"""
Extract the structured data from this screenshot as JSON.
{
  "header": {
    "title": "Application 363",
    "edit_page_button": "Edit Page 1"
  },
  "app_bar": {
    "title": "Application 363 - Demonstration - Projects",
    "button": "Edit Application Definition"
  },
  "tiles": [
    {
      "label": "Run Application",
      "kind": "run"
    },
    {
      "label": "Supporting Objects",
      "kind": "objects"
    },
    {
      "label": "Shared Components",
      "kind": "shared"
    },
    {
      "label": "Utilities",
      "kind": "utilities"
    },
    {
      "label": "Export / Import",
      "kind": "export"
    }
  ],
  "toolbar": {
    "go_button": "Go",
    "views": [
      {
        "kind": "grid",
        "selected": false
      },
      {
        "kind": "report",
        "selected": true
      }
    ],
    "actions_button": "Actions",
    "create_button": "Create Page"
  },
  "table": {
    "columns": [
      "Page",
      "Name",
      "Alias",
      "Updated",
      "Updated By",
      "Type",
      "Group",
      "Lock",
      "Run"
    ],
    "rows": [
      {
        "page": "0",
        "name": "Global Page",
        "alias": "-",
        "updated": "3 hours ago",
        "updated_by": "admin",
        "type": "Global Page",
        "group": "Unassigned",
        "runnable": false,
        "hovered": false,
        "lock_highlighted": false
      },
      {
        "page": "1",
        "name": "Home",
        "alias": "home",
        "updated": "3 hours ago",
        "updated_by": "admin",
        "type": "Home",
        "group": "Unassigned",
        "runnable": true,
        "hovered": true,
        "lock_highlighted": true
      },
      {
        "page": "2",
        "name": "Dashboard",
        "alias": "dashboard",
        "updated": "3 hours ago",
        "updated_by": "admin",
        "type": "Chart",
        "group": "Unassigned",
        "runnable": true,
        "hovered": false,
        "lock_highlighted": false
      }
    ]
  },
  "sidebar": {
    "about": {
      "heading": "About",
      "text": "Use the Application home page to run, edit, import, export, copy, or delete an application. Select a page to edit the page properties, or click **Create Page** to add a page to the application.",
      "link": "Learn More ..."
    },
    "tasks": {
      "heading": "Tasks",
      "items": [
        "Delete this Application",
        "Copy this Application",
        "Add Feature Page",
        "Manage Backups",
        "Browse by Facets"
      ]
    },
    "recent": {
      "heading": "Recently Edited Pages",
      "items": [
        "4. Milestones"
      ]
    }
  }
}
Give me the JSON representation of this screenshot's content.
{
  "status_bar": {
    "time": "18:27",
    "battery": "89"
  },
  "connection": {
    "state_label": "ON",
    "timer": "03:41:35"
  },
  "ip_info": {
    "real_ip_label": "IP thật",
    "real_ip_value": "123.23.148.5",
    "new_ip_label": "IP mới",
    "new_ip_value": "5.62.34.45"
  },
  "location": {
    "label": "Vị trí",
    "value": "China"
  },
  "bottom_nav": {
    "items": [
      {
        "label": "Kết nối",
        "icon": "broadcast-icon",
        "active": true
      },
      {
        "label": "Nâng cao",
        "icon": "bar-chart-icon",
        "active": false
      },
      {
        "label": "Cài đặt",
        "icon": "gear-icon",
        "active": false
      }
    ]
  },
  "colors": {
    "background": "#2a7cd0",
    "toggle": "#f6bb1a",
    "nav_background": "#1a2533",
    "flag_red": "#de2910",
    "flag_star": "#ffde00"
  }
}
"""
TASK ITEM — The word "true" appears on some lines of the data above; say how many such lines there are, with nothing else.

SOLUTION — 6